Monday, May 14, 2012

Whose judgment do you trust?

I think it is a shame that editorial writers don't identify themselves in the major newspapers.  If they did, we could address questions to them personally.  Here is one that I would ask the author of a recent editorial who was writing about the dueling health care bills in the Massachusetts legislature.

You say that "the House bill is marred by regulatory overreach" because it contains a provision that "would create a new, quasi-independent authority, the Division of Health Care Cost and Quality, and vest it with broad power to set health care standards, investigate rates charged by hospitals or physician groups, and demand corrective action when it deems those rates unjustified. It could also assess a so-called luxury tax when providers’ rates are more than 20 percent above the statewide average."
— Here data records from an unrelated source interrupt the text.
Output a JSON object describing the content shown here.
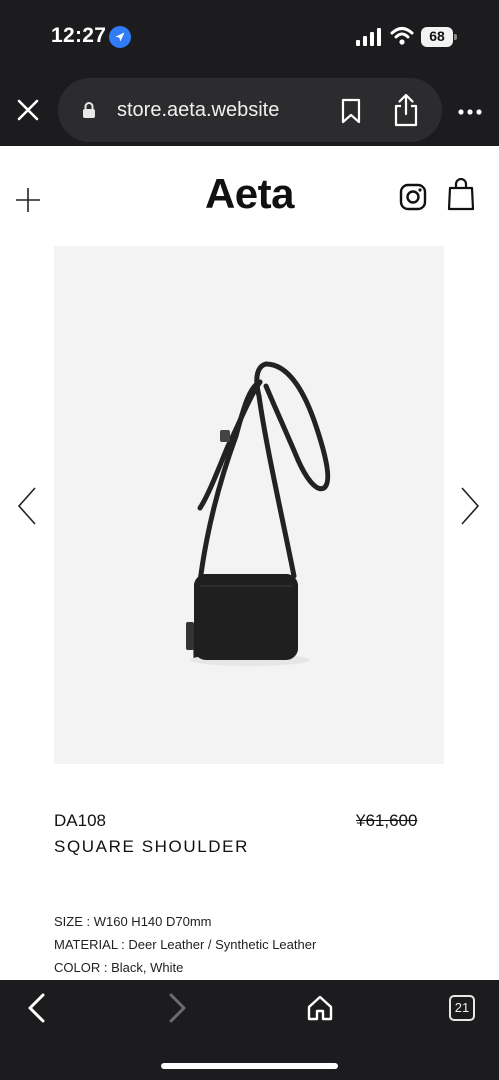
{
  "status_bar": {
    "time": "12:27",
    "battery": "68",
    "icons": [
      "location-arrow-icon",
      "cellular-signal-icon",
      "wifi-icon",
      "battery-icon"
    ]
  },
  "browser": {
    "url": "store.aeta.website",
    "tab_count": "21",
    "icons": [
      "close-icon",
      "lock-icon",
      "bookmark-icon",
      "share-icon",
      "more-icon",
      "back-icon",
      "forward-icon",
      "home-icon",
      "tabs-icon"
    ]
  },
  "site": {
    "logo": "Aeta",
    "icons": [
      "plus-icon",
      "instagram-icon",
      "shopping-bag-icon"
    ]
  },
  "product": {
    "code": "DA108",
    "price": "¥61,600",
    "name": "SQUARE SHOULDER",
    "size": "SIZE : W160 H140 D70mm",
    "material": "MATERIAL : Deer Leather / Synthetic Leather",
    "color": "COLOR : Black, White"
  },
  "colors": {
    "chrome": "#1c1c1e",
    "url_pill": "#2c2c2e",
    "image_bg": "#f3f3f3",
    "location_blue": "#2f7cf6"
  }
}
You say that the "plan includes a problematic, blunt-instrument regulatory thrust. The luxury tax, for example, leaves much to the judgment of the new quasi-independent authority, which would assess whether a price premium of 20 percent above the state average was justified by quality or uniqueness."

Let's see, the current pricing regime is characterized by secret negotiations between the dominant insurance company and the dominant provider group, whose "judgment" has led to persistent and pervasive over-pricing of that system's services.  This has imposed a tax on Massachusetts employers and individuals, in an amount that I would conservatively estimate as $200 million a year.  Whose judgment would you rather have in place?
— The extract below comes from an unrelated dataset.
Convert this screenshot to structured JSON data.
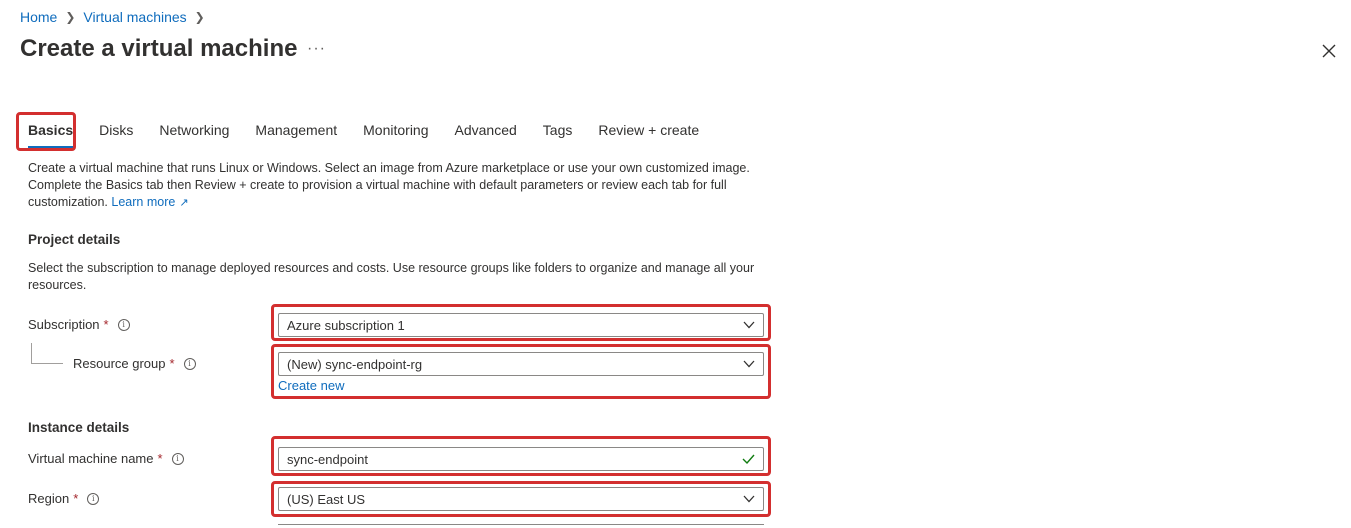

By the way, there are lots of ways to have a regulatory regime in place that is not overly obtrusive.  We need to think about those because we can't just hope the problem away.  My view is that there should be a rebuttable presumption that rates should be equal, unless the insurer can demonstrate to a rate-setting body that a differential is warranted.  This is different from normal public utility rate-setting or what existed before in the insurance world, but it would offer independent oversight over parties that clearly are not interested in solving the problem.

Oh, and if you think equal rates for equal service are somehow off base, please understand that, across the country and within Massachusetts, Medicare pays hospitals and doctors in that fashion (with appropriate adjustments for teaching residents, cost of living, and the like.)  If that works for over 30% of health care costs, why not for the rest?
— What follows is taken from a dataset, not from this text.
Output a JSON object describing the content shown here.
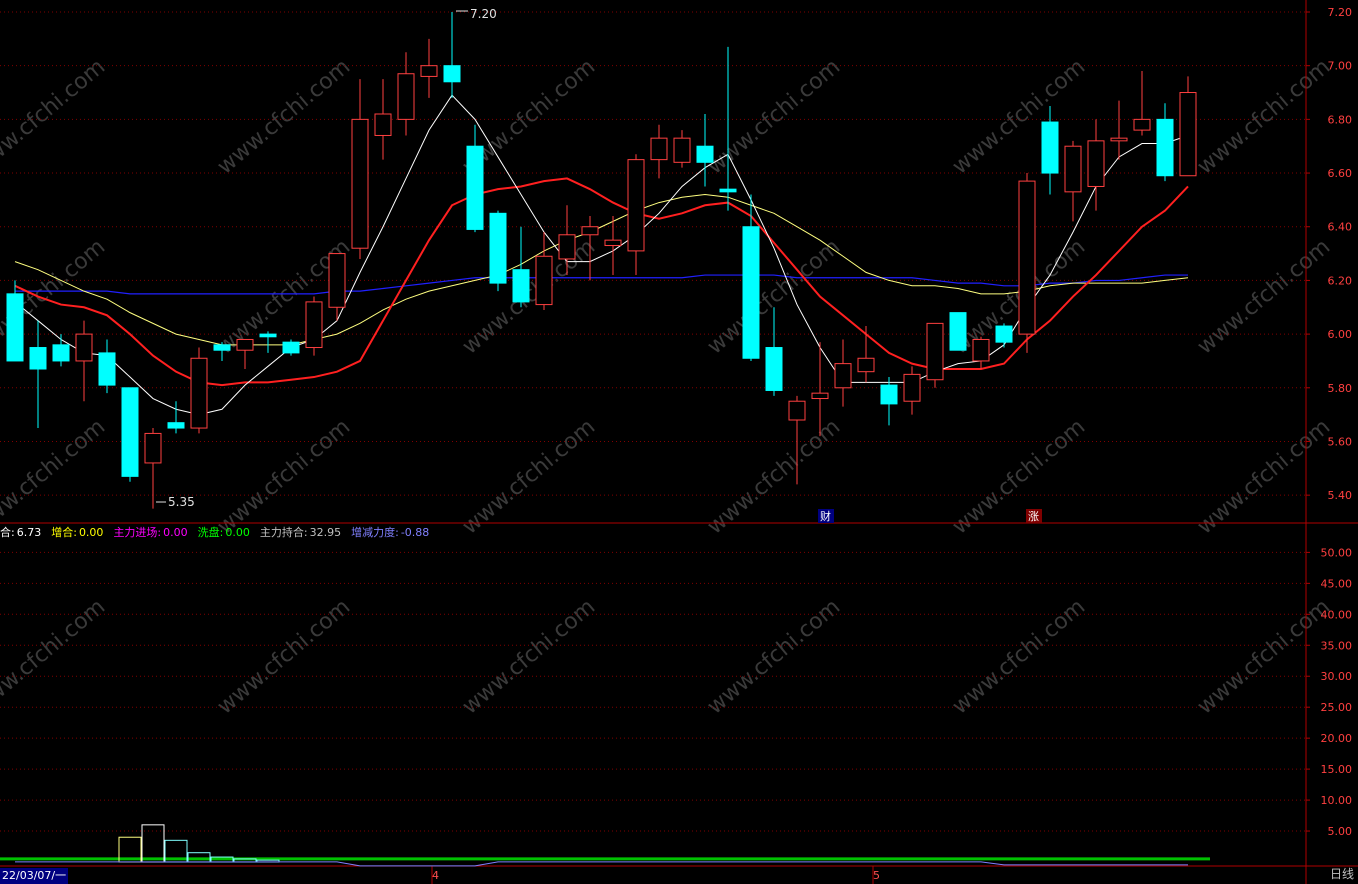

1 comment:

Anonymous said...

Well said. As someone with more experience in campaigns, elections and politics than healthcare I find remarkable the degree to which public debate in Massachusetts is dominated by two parties-- Partners, and Blue Cross.